One of my favorite annual outings in the Before Times was going to see all the Oscar-nominated short films, one of so many simple pleasures that won’t be simple again any time soon. In the meantime, this collection of 25 shorts scratches a similar itch with quirky fiction, potent autobiography and compelling snapshots of interesting people doing interesting work. The films cover a lot of different ground, some more successfully than others, but the overall package illuminates the human condition with a tender reverence.
… a half-hour, and I like when unqualified white men sail to success
When to watch: Starting Friday, on Apple TV+.
Jason Sudeikis stars as Ted Lasso, a guileless American football coach enlisted to coach a British soccer team, something he’s never done and knows nothing about. The show hits every “Mighty Ducks” or “Major League” kind of beat — are you telling me his unconventional methods are working?! — but it does so in such a sunny, earnest way that it totally won me over. If you wish “Notting Hill” had an extended universe, or if you wish “Brockmire” were more PG, or if cynicism is turning the insides of your bones into sand and you just, like, need a break, watch this. The first three episodes arrive on Apple TV+ Friday, and the subsequent seven will be released weekly; it’s definitely too many episodes, and they would all benefit from being shorter, but again: Sometimes it’s nice to be nice.

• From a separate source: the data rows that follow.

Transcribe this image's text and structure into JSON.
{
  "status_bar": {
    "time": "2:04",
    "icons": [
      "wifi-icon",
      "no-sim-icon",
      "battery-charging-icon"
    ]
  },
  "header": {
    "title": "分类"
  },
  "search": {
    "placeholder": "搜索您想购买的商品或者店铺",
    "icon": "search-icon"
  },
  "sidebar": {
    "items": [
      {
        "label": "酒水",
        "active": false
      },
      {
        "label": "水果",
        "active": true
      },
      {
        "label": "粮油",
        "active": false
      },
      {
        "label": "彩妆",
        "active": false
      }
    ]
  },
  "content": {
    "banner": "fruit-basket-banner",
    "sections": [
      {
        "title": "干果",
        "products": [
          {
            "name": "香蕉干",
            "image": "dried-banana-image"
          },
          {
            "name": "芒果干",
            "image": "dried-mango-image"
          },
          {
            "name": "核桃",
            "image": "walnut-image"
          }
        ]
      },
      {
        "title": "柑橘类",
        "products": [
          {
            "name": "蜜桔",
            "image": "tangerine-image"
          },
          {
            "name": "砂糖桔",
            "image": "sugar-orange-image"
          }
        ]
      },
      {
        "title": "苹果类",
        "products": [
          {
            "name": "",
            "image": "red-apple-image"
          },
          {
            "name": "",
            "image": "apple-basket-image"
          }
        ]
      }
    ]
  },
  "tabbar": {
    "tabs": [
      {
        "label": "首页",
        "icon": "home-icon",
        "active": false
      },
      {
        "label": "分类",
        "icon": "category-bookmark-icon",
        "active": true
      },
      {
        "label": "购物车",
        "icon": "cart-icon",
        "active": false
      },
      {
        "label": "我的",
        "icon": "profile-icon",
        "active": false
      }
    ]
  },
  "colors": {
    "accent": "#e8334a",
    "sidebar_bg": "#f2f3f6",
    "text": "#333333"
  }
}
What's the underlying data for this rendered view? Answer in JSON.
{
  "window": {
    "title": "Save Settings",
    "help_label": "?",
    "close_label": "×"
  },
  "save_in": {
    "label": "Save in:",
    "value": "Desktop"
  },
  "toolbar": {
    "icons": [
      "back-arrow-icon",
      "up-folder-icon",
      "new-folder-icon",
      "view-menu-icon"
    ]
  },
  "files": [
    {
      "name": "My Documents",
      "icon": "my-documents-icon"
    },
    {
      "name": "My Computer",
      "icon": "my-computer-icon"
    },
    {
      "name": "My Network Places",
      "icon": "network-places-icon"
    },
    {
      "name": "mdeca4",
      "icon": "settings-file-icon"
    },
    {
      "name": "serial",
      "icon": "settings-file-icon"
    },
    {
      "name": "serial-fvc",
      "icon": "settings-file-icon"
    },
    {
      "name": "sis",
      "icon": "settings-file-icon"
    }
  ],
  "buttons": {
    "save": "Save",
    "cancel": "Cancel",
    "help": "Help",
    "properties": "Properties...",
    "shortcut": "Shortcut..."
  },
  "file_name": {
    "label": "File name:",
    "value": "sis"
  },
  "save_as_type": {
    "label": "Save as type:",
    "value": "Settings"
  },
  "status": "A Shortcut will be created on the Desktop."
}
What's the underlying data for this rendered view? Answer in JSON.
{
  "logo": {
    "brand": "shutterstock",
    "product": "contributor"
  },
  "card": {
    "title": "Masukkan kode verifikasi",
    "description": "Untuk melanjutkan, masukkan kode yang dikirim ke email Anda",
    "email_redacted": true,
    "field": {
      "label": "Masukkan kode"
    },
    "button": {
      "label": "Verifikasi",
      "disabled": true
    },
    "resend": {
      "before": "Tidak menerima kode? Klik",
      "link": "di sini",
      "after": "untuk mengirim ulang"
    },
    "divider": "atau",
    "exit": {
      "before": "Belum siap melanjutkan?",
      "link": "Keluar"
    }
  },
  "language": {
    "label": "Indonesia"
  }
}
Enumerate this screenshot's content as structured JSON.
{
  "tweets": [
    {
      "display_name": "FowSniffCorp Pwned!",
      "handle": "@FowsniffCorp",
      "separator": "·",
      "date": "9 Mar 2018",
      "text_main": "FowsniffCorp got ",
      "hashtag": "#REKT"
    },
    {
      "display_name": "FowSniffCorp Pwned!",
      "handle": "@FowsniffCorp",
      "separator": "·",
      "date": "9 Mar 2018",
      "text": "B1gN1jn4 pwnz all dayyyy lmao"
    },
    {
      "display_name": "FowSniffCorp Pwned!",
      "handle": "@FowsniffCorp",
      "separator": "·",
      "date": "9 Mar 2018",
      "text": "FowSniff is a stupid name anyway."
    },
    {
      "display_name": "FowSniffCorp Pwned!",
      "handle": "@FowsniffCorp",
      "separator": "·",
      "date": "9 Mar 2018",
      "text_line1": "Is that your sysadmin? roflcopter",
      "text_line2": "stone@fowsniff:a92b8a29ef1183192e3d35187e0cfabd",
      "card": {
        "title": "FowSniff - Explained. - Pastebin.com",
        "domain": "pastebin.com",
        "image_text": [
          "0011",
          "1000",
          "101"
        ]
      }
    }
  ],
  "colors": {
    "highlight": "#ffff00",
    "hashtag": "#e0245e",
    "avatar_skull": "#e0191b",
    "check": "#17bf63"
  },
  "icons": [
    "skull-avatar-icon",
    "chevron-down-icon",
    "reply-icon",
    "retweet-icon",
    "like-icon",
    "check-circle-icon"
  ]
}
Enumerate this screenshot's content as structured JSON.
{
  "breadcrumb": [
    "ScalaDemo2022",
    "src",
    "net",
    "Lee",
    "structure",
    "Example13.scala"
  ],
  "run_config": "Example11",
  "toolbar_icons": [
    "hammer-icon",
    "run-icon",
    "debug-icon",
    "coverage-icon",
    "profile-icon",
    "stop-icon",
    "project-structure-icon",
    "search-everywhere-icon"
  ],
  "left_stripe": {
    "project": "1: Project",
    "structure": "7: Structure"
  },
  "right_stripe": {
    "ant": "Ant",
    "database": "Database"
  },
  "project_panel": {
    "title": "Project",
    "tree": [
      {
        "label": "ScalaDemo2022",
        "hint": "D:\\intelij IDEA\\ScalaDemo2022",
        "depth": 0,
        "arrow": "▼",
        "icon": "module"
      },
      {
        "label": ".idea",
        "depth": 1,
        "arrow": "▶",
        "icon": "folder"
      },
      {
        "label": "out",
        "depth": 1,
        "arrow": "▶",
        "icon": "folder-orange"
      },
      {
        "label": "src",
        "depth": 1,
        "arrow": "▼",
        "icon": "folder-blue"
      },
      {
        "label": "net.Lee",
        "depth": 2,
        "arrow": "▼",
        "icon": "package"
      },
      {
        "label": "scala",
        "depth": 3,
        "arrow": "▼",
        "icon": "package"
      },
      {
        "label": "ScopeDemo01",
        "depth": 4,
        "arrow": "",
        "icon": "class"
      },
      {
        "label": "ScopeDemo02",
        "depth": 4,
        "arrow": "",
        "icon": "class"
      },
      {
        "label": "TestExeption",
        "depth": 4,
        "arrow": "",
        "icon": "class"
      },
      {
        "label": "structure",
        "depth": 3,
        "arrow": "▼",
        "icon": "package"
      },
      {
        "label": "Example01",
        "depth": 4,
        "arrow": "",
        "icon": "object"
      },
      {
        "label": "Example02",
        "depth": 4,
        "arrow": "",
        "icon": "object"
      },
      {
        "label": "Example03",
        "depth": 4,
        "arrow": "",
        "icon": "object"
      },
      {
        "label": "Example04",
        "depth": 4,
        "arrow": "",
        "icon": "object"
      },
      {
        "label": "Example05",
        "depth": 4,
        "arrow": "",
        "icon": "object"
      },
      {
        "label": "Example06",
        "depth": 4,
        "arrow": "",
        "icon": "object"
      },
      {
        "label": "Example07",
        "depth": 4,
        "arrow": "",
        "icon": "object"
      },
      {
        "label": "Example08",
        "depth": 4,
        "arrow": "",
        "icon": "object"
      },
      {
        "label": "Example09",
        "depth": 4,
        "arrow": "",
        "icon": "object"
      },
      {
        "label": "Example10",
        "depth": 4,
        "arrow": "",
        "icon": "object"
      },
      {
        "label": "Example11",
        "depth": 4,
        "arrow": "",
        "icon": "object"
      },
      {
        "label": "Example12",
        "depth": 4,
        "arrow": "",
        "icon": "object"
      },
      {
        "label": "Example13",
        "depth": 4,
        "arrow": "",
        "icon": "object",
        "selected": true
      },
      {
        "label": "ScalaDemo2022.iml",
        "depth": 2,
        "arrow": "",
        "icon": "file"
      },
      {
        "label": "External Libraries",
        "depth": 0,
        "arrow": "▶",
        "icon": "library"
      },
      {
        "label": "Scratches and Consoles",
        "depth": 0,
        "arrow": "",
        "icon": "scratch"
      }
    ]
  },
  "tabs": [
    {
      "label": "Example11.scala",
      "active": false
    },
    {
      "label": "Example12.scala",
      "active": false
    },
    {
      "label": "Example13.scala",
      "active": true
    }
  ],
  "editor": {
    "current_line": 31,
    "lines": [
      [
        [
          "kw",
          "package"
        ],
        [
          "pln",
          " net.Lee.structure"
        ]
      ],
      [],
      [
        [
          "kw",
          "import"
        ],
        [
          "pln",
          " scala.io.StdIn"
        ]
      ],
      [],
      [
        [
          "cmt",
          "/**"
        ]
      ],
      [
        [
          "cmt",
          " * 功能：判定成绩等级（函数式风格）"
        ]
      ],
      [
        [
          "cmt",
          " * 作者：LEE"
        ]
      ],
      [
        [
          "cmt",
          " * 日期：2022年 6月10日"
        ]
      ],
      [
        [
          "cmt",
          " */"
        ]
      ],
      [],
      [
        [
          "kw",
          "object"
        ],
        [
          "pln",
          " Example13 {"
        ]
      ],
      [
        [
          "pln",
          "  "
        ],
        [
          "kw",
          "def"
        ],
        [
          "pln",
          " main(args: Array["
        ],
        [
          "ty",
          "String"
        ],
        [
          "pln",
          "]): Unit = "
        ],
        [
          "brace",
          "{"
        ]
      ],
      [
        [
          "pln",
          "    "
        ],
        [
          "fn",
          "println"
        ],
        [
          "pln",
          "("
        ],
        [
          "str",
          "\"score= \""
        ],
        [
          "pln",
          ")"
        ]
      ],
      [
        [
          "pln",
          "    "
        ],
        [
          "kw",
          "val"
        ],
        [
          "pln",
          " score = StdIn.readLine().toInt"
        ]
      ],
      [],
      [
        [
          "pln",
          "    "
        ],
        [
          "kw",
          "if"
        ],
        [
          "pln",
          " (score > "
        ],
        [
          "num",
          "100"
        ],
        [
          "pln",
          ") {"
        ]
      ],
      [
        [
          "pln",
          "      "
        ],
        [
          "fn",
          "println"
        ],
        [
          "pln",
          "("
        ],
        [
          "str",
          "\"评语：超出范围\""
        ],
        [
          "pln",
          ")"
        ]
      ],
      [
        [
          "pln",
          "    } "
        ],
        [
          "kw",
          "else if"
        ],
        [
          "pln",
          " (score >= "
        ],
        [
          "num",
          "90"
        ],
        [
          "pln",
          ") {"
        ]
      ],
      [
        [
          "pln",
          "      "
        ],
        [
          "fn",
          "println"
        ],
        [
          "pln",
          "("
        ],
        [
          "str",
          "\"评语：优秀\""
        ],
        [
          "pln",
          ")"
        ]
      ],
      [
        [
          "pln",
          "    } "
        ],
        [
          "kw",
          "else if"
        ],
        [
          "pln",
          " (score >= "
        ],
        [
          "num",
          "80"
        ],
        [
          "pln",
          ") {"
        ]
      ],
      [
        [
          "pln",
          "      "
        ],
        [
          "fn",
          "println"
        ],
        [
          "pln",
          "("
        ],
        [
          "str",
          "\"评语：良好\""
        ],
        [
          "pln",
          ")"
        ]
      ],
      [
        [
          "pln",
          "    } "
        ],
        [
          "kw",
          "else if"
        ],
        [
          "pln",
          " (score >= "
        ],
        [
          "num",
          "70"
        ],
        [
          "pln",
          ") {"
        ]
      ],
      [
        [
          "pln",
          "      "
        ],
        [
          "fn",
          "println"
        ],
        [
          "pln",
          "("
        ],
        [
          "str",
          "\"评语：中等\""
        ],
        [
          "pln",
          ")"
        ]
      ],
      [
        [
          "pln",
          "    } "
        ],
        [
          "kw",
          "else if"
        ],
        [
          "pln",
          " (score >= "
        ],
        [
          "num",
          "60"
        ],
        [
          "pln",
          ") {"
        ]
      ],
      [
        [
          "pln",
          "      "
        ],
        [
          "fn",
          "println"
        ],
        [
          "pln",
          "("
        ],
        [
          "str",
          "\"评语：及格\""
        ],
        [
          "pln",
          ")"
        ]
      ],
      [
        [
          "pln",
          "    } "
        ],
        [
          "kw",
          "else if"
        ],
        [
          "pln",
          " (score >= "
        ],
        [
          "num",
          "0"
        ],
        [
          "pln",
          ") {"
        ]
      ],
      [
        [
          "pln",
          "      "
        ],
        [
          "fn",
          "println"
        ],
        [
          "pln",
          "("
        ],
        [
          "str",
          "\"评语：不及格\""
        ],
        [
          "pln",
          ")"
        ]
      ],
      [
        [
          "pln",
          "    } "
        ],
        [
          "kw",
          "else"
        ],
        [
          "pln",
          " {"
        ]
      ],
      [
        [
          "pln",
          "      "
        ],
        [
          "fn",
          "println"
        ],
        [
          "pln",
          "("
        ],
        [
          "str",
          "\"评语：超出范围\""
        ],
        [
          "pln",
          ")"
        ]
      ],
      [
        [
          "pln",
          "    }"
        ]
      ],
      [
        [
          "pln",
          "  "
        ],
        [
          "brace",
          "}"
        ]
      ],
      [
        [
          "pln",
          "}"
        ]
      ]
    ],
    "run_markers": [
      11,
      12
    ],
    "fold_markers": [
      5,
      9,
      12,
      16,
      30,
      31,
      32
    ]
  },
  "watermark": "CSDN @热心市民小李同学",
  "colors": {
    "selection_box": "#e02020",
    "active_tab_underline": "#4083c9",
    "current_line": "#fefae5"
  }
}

… many, many hours, and I’m feeling so cooped up
When to watch: Now, on Netflix.
If the last several months have made you into a withered miniature of yourself, watch “Grey’s Anatomy” and embrace an opportunity for abundance. The show, still starring Ellen Pompeo, is scheduled to start its 17th season this fall, which means there are hundreds of episodes and thousands of characters — more romance and more heartache than a dozen other shows combined, enough for it to be your favorite show and your least favorite show at different points. It is a comprehensive, interactive encyclopedia of all human emotion.